I have a picture of me and I want to add it to a slide. OK, no problem there, but the image has a lot of white background which looks a bit messy with a coloured background to my slide.
Ideally I just want a cut out of me without the background so it looks more like it is part of the slide rather than just an image plonked on top.
Select the image and click on REMOVE BACKGROUND on the FORMAT tab.
It tries to work out what you are trying to cut out, and where it gets it wrong you can use the drag handles to extend the selection.
Even after extending it may not include everything you want. See the image below where it has failed to include the bottom of the right hand sleeve and my trousers.
BACKGROUND REMOVAL has its own ribbon and you have the option to MARK AREAS TO KEEP and MARK AREAS TO REMOVE. This may get trickier if you have a busy background rather than a plain one similar to this example.
Click on the area(s) you want to keep or remove until you get you want.
Click on KEEP CHANGES and you then get this;

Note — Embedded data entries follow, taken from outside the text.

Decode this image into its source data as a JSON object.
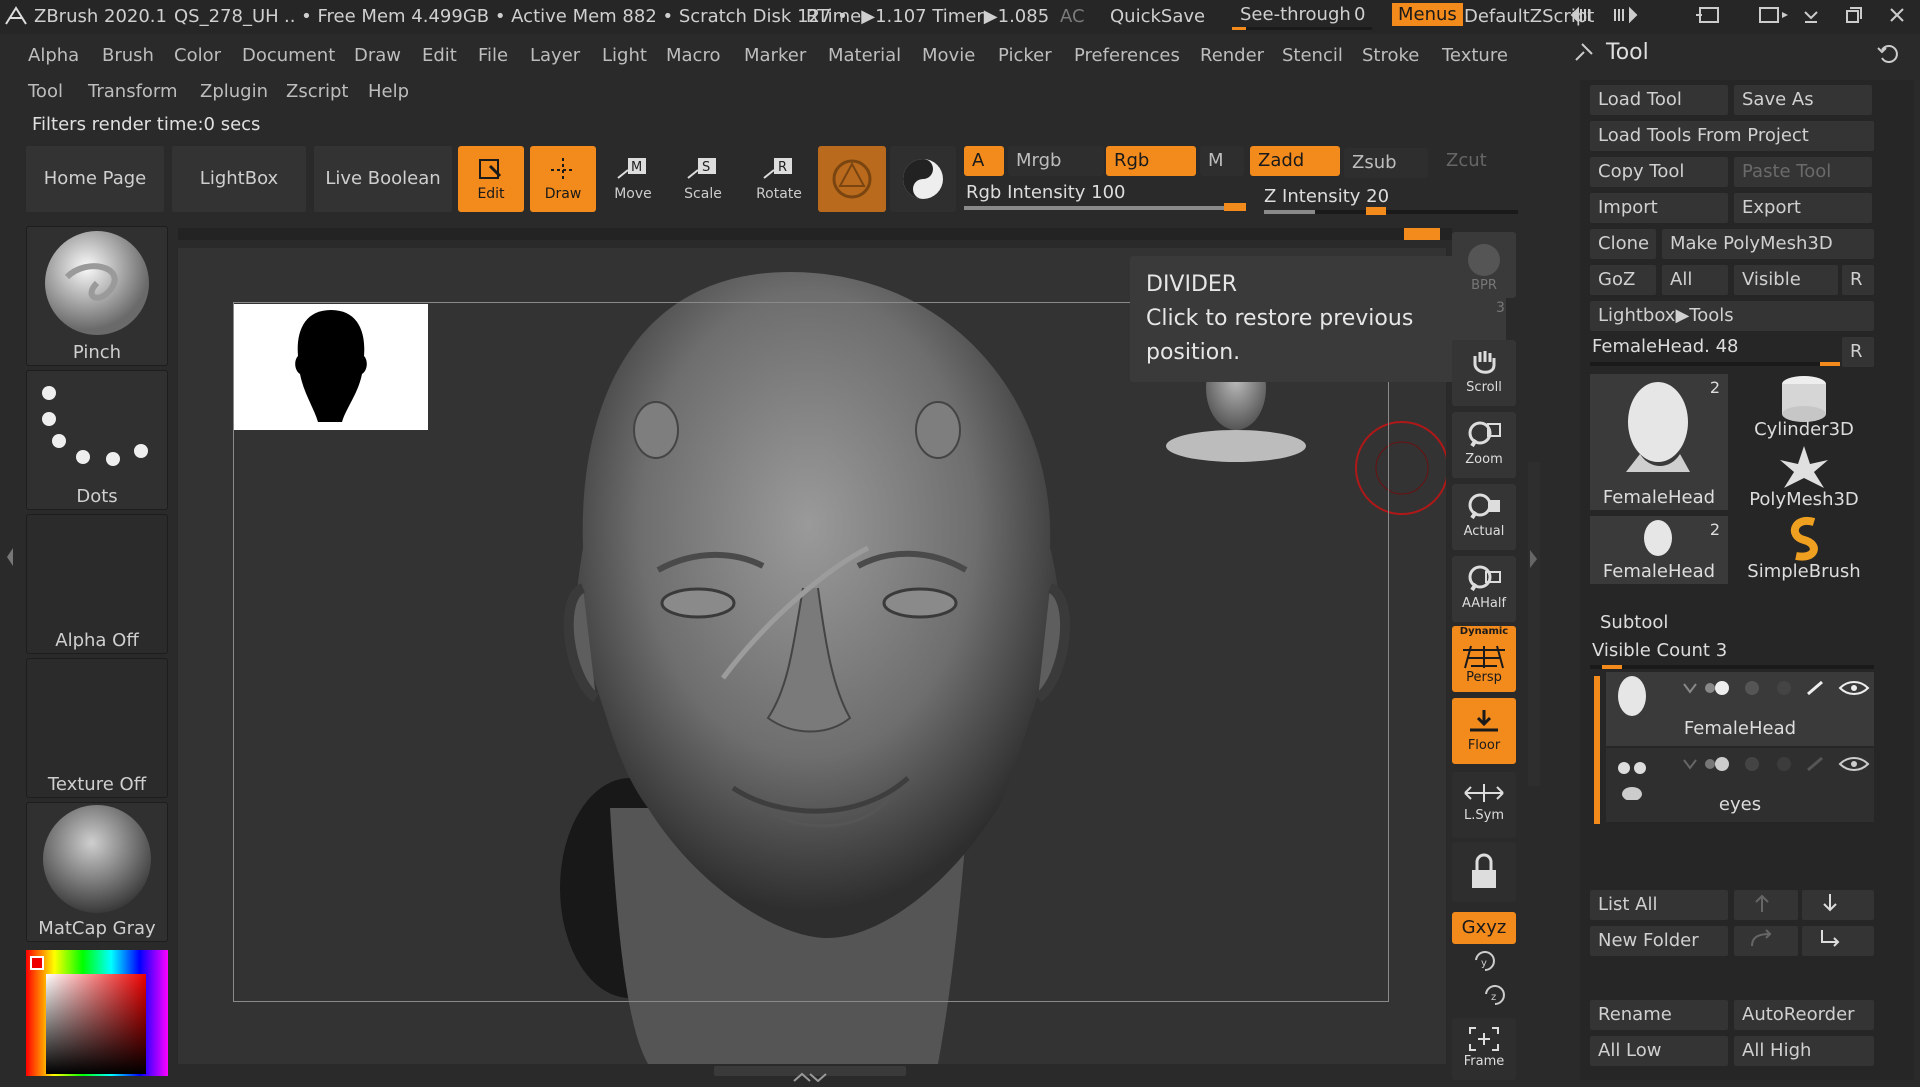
{
  "titlebar": {
    "app": "ZBrush 2020.1",
    "project": "QS_278_UH",
    "stats": ".. • Free Mem 4.499GB • Active Mem 882 • Scratch Disk 127 •",
    "rtime": "RTime▶1.107 Timer▶1.085",
    "ac": "AC",
    "quicksave": "QuickSave",
    "seethrough": "See-through",
    "seethrough_value": "0",
    "menus": "Menus",
    "script": "DefaultZScript"
  },
  "menus": {
    "row1": [
      "Alpha",
      "Brush",
      "Color",
      "Document",
      "Draw",
      "Edit",
      "File",
      "Layer",
      "Light",
      "Macro",
      "Marker",
      "Material",
      "Movie",
      "Picker",
      "Preferences",
      "Render",
      "Stencil",
      "Stroke",
      "Texture"
    ],
    "row2": [
      "Tool",
      "Transform",
      "Zplugin",
      "Zscript",
      "Help"
    ]
  },
  "status": "Filters render time:0 secs",
  "shelf": {
    "home": "Home Page",
    "lightbox": "LightBox",
    "liveboolean": "Live Boolean",
    "edit": "Edit",
    "draw": "Draw",
    "move": "Move",
    "scale": "Scale",
    "rotate": "Rotate",
    "a": "A",
    "mrgb": "Mrgb",
    "rgb": "Rgb",
    "m": "M",
    "zadd": "Zadd",
    "zsub": "Zsub",
    "zcut": "Zcut",
    "rgb_intensity": "Rgb Intensity 100",
    "z_intensity": "Z Intensity 20",
    "rgb_intensity_level": 1.0,
    "z_intensity_level": 0.2
  },
  "left": {
    "brush": "Pinch",
    "stroke": "Dots",
    "alpha": "Alpha Off",
    "texture": "Texture Off",
    "material": "MatCap Gray"
  },
  "tooltip": {
    "title": "DIVIDER",
    "body": "Click to restore previous position."
  },
  "rightshelf": {
    "bpr": "BPR",
    "spix": "3",
    "scroll": "Scroll",
    "zoom": "Zoom",
    "actual": "Actual",
    "aahalf": "AAHalf",
    "dynamic": "Dynamic",
    "persp": "Persp",
    "floor": "Floor",
    "lsym": "L.Sym",
    "xyz": "Gxyz",
    "frame": "Frame"
  },
  "tool": {
    "title": "Tool",
    "load_tool": "Load Tool",
    "save_as": "Save As",
    "load_from_project": "Load Tools From Project",
    "copy_tool": "Copy Tool",
    "paste_tool": "Paste Tool",
    "import": "Import",
    "export": "Export",
    "clone": "Clone",
    "make_polymesh": "Make PolyMesh3D",
    "goz": "GoZ",
    "all": "All",
    "visible": "Visible",
    "r": "R",
    "lightbox_tools": "Lightbox▶Tools",
    "current_tool": "FemaleHead. 48",
    "thumbs": [
      {
        "label": "FemaleHead",
        "badge": "2"
      },
      {
        "label": "Cylinder3D",
        "badge": ""
      },
      {
        "label": "PolyMesh3D",
        "badge": ""
      },
      {
        "label": "FemaleHead",
        "badge": "2"
      },
      {
        "label": "SimpleBrush",
        "badge": ""
      }
    ],
    "subtool": {
      "title": "Subtool",
      "visible_count": "Visible Count 3",
      "items": [
        "FemaleHead",
        "eyes"
      ],
      "list_all": "List All",
      "new_folder": "New Folder",
      "rename": "Rename",
      "autoreorder": "AutoReorder",
      "all_low": "All Low",
      "all_high": "All High"
    }
  },
  "colors": {
    "accent": "#f28a1c",
    "panel": "#2a2a2a",
    "canvas": "#333333"
  }
}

Not a bad job. If you want to be picky, do the same exercise in Photoshop and see the difference. It’s really at the edges where you see the main difference, especially with hair (and I don’t have much) but you can see the individual hairs on the Photoshop cut out, but they are lost in the PowerPoint one (doesn’t make much difference on my head you might say!) but as I mentioned before, this is being picky and for a presentation, this should be good enough.
Convert Images Into SmarArt
You probably know you can convert boring bullet points into SmartArt…well, you can do the same with images.
Import a bunch of photos…don’t even bother resizing them on your slide.
Go to the PICTURE LAYOUT option in the PICTURE STYLES group of the FORMAT tab.
Pick any layout you like the look of and PowerPoint will rearrange your images into that layout, resizing/cropping photos to fit automatically.
Note: to get the island picture as the main one, it needed to be moved to the back of the stack of images to effectively make it the first picture chosen.
So now when you want to add images to a presentation you are no longer limited to basic image display, you can crop, alter, cut out and present them in interesting layouts. Ultimately, banish those boring bullet points forever, give your viewers something interesting to look at and listen to what you have to say.